_Work item_. Filter the material below down to the lines containing the word "more".

# # #

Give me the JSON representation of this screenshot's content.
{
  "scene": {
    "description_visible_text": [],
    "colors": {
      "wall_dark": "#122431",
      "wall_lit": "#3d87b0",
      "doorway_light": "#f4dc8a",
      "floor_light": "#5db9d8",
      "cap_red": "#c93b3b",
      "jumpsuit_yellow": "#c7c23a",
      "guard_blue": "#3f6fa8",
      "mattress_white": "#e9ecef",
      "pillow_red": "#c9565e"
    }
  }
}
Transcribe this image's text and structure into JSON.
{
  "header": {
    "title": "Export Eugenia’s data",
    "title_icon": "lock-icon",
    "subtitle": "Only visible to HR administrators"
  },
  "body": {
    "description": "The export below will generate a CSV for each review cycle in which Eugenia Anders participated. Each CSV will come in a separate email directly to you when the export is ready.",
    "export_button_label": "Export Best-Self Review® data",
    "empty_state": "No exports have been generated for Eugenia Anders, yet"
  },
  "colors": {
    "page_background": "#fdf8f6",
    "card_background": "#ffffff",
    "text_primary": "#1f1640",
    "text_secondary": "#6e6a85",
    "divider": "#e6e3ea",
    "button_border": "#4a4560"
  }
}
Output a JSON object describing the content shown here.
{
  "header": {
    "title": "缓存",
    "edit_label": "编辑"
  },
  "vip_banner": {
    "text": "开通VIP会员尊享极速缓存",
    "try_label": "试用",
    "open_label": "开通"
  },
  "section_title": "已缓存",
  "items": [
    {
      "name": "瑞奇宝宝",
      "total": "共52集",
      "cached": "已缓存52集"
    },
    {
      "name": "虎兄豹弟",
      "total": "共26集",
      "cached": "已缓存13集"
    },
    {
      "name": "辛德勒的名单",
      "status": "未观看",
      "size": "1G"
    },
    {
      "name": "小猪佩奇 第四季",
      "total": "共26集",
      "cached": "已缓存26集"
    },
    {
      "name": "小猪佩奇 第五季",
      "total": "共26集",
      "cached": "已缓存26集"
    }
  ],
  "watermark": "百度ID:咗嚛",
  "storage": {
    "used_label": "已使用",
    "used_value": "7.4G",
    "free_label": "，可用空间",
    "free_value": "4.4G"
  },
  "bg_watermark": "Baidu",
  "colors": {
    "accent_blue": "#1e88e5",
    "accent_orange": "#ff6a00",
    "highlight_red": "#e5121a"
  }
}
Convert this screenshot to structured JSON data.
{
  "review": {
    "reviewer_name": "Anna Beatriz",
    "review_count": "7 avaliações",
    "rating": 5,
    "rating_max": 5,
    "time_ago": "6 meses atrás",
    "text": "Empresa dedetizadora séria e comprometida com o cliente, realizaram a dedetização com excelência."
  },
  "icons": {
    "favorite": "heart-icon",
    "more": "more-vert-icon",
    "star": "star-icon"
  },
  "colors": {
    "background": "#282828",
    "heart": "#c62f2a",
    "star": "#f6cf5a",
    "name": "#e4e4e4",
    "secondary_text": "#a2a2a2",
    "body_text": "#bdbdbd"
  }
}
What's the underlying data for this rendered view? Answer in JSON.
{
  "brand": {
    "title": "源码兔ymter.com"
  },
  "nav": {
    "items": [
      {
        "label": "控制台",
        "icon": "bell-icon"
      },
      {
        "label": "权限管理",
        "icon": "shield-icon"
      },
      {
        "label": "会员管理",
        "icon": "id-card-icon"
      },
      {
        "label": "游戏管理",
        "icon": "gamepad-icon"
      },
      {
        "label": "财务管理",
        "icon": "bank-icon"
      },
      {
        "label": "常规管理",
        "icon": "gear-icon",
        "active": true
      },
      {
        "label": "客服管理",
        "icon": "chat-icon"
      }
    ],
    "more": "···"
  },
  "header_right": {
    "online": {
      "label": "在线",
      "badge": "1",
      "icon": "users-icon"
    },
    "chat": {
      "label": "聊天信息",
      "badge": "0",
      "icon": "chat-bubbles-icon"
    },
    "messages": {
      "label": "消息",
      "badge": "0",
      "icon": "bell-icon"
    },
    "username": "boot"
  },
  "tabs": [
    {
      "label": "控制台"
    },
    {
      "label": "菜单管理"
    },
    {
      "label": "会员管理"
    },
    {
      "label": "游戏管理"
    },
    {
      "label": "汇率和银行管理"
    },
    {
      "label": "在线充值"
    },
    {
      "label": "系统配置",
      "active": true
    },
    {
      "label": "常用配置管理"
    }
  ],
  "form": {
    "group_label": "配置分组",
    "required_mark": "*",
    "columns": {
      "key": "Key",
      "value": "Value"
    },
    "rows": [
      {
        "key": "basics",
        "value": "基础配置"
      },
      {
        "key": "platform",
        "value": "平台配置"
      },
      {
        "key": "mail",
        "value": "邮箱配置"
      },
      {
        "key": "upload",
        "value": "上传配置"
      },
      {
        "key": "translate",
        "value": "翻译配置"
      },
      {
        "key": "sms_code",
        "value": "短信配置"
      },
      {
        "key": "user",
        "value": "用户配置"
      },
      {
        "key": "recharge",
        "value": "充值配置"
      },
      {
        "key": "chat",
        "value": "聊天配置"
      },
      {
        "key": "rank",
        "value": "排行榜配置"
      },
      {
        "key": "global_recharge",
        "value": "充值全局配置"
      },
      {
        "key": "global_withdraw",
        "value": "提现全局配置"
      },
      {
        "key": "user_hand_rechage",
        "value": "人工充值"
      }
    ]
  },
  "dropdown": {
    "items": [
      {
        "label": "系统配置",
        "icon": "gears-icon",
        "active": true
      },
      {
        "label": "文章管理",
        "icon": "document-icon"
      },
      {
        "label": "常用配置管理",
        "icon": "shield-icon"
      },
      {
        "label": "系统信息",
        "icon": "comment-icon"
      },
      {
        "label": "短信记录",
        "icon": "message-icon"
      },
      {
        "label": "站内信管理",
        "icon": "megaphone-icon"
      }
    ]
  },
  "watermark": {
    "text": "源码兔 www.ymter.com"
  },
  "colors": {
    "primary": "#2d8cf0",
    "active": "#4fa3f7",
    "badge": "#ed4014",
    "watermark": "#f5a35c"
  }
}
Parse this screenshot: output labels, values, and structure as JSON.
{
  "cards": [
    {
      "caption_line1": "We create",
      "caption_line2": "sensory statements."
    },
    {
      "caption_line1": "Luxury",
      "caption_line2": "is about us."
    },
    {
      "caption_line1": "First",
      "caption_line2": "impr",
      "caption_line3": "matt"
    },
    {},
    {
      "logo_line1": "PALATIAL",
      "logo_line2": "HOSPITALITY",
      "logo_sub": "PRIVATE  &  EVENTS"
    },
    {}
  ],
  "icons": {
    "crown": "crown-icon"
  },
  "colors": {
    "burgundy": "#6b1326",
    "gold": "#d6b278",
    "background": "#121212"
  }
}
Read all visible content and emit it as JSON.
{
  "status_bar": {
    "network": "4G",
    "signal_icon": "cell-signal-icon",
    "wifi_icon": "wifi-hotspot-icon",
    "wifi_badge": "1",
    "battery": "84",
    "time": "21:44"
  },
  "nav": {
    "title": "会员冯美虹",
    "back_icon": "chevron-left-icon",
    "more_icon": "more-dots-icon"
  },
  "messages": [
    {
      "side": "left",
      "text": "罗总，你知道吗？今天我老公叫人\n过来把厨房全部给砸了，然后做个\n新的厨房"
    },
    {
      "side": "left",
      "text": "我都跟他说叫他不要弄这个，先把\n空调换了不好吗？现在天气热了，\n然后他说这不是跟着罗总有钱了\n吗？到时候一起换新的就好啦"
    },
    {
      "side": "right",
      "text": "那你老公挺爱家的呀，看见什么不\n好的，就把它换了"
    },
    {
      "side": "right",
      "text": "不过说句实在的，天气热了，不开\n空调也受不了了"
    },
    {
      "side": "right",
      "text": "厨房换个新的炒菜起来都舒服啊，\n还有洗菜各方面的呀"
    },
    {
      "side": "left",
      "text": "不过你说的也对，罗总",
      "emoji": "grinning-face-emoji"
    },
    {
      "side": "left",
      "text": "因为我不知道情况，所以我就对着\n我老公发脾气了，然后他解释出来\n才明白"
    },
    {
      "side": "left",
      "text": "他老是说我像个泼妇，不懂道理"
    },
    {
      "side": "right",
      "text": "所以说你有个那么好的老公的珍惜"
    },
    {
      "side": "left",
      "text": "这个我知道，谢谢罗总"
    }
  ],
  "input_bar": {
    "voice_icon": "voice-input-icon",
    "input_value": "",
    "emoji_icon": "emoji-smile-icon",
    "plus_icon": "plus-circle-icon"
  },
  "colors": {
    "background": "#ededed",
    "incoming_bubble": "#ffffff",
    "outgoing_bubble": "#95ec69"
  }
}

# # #

_Solution below_.
    "more": "more-vert-icon",
    "more": "···"
    "more_icon": "more-dots-icon"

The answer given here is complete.